Assignment:
Repeat every record below exactly, leaving out the pictures.
######
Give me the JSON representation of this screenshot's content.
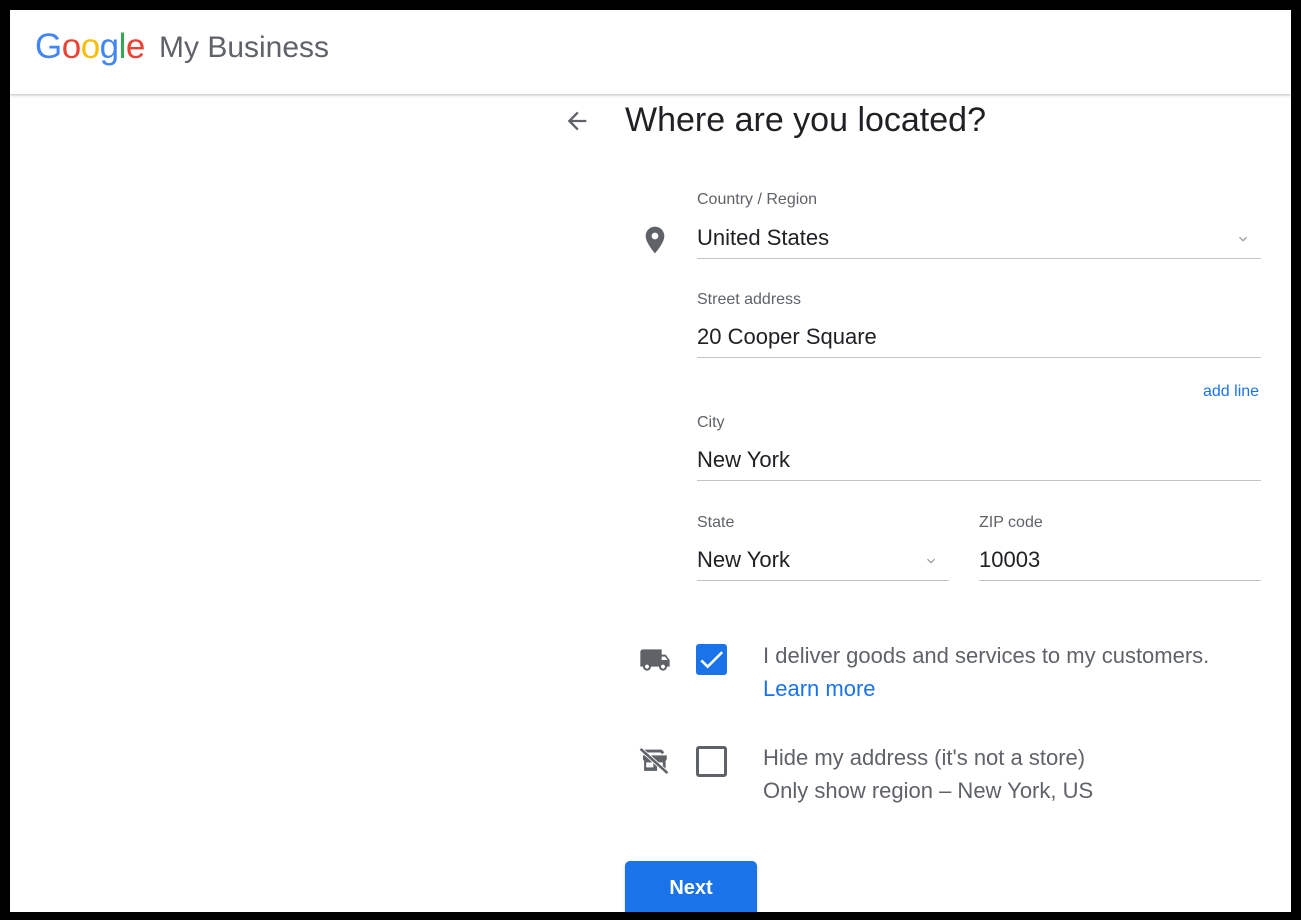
{
  "header": {
    "logo_letters": [
      {
        "char": "G",
        "color": "#4285f4"
      },
      {
        "char": "o",
        "color": "#ea4335"
      },
      {
        "char": "o",
        "color": "#fbbc05"
      },
      {
        "char": "g",
        "color": "#4285f4"
      },
      {
        "char": "l",
        "color": "#34a853"
      },
      {
        "char": "e",
        "color": "#ea4335"
      }
    ],
    "product_name": "My Business"
  },
  "page": {
    "back_icon": "arrow-back-icon",
    "title": "Where are you located?"
  },
  "form": {
    "location_icon": "location-pin-icon",
    "country": {
      "label": "Country / Region",
      "value": "United States",
      "icon": "chevron-down-icon"
    },
    "street": {
      "label": "Street address",
      "value": "20 Cooper Square"
    },
    "add_line": "add line",
    "city": {
      "label": "City",
      "value": "New York"
    },
    "state": {
      "label": "State",
      "value": "New York",
      "icon": "chevron-down-icon"
    },
    "zip": {
      "label": "ZIP code",
      "value": "10003"
    }
  },
  "options": {
    "deliver": {
      "icon": "delivery-truck-icon",
      "checked": true,
      "text": "I deliver goods and services to my customers.",
      "learn_more": "Learn more"
    },
    "hide_address": {
      "icon": "store-off-icon",
      "checked": false,
      "text": "Hide my address (it's not a store)",
      "subtext": "Only show region – New York, US"
    }
  },
  "actions": {
    "next_label": "Next"
  },
  "colors": {
    "accent": "#1a73e8",
    "text_primary": "#202124",
    "text_secondary": "#5f6368"
  }
}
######
Exercise output:
Give me the JSON representation of this screenshot's content.
{
  "header": {
    "logo_letters": [
      {
        "char": "G",
        "color": "#4285f4"
      },
      {
        "char": "o",
        "color": "#ea4335"
      },
      {
        "char": "o",
        "color": "#fbbc05"
      },
      {
        "char": "g",
        "color": "#4285f4"
      },
      {
        "char": "l",
        "color": "#34a853"
      },
      {
        "char": "e",
        "color": "#ea4335"
      }
    ],
    "product_name": "My Business"
  },
  "page": {
    "back_icon": "arrow-back-icon",
    "title": "Where are you located?"
  },
  "form": {
    "location_icon": "location-pin-icon",
    "country": {
      "label": "Country / Region",
      "value": "United States",
      "icon": "chevron-down-icon"
    },
    "street": {
      "label": "Street address",
      "value": "20 Cooper Square"
    },
    "add_line": "add line",
    "city": {
      "label": "City",
      "value": "New York"
    },
    "state": {
      "label": "State",
      "value": "New York",
      "icon": "chevron-down-icon"
    },
    "zip": {
      "label": "ZIP code",
      "value": "10003"
    }
  },
  "options": {
    "deliver": {
      "icon": "delivery-truck-icon",
      "checked": true,
      "text": "I deliver goods and services to my customers.",
      "learn_more": "Learn more"
    },
    "hide_address": {
      "icon": "store-off-icon",
      "checked": false,
      "text": "Hide my address (it's not a store)",
      "subtext": "Only show region – New York, US"
    }
  },
  "actions": {
    "next_label": "Next"
  },
  "colors": {
    "accent": "#1a73e8",
    "text_primary": "#202124",
    "text_secondary": "#5f6368"
  }
}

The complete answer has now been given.